Excerpts from a dataset
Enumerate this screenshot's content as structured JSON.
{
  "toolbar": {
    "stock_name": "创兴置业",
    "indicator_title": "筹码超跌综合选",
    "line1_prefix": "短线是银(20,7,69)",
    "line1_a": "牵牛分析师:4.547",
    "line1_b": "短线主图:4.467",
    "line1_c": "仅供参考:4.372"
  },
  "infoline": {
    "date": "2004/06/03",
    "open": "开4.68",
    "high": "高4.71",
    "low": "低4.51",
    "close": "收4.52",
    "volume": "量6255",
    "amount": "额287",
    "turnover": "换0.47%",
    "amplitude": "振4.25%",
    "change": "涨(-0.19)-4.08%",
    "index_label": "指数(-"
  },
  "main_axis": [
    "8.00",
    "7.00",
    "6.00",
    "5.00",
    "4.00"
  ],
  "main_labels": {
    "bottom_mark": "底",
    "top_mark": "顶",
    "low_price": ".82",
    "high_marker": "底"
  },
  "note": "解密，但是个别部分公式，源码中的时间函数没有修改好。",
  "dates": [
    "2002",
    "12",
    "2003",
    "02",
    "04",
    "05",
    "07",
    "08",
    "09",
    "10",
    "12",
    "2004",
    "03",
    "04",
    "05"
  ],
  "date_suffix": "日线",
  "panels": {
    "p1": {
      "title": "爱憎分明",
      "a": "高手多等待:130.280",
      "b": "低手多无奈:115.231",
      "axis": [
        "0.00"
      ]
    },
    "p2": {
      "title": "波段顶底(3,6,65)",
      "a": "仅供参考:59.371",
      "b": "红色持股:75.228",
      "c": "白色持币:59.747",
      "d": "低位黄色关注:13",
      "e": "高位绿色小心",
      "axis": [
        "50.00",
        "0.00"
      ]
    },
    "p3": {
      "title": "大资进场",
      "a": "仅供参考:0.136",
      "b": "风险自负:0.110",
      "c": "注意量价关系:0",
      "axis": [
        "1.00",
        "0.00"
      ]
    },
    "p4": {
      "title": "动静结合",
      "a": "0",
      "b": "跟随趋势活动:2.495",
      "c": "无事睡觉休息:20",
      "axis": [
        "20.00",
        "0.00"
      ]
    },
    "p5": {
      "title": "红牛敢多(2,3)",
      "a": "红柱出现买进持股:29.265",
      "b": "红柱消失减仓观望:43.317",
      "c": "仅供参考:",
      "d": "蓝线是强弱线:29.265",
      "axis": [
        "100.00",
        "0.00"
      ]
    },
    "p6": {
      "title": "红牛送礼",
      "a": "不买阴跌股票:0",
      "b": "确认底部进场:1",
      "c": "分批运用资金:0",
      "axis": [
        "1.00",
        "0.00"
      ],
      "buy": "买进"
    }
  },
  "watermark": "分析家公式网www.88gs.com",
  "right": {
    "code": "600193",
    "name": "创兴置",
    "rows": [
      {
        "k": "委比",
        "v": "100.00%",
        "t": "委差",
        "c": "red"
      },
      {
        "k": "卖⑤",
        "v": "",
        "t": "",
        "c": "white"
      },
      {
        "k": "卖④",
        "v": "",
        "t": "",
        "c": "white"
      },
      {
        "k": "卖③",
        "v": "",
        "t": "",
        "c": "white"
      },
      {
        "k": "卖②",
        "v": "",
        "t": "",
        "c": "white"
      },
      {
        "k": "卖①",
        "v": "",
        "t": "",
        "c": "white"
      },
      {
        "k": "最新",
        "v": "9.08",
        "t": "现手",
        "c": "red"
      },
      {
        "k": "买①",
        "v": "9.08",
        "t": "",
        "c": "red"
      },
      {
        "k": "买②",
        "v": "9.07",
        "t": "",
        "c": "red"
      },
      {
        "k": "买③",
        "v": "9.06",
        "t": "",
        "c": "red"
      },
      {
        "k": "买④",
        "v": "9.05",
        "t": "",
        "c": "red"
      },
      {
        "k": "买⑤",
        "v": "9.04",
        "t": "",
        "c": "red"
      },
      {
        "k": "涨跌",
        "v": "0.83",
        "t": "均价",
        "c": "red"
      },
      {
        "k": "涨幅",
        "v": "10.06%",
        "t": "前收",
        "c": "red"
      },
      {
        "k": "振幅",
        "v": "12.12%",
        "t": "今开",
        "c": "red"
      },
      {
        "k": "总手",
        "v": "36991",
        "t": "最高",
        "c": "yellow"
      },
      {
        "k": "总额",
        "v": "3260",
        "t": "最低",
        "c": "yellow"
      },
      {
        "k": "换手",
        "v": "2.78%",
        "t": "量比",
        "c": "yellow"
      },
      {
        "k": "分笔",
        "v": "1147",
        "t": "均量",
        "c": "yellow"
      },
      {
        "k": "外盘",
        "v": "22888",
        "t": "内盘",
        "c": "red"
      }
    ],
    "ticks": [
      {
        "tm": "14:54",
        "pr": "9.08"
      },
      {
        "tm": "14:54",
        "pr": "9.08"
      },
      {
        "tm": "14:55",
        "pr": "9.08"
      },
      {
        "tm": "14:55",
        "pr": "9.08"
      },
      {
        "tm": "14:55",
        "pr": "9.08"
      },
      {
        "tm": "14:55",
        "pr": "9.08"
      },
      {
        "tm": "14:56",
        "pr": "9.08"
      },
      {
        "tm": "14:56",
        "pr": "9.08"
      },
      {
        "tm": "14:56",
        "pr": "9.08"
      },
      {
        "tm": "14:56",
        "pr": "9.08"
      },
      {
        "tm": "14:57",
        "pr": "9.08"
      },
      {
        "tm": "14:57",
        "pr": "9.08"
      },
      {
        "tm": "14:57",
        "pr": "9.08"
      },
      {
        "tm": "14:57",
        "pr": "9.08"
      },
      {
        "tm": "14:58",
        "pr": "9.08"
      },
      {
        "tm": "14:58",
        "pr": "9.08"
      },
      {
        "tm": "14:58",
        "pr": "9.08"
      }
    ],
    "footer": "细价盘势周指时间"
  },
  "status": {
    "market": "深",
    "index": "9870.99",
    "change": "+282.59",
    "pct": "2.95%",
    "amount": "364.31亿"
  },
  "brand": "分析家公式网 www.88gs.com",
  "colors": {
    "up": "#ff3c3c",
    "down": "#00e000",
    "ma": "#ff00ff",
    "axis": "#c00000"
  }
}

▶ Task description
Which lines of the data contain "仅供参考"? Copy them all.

▶ Solution
    "line1_c": "仅供参考:4.372"
      "a": "仅供参考:59.371",
      "a": "仅供参考:0.136",
      "c": "仅供参考:",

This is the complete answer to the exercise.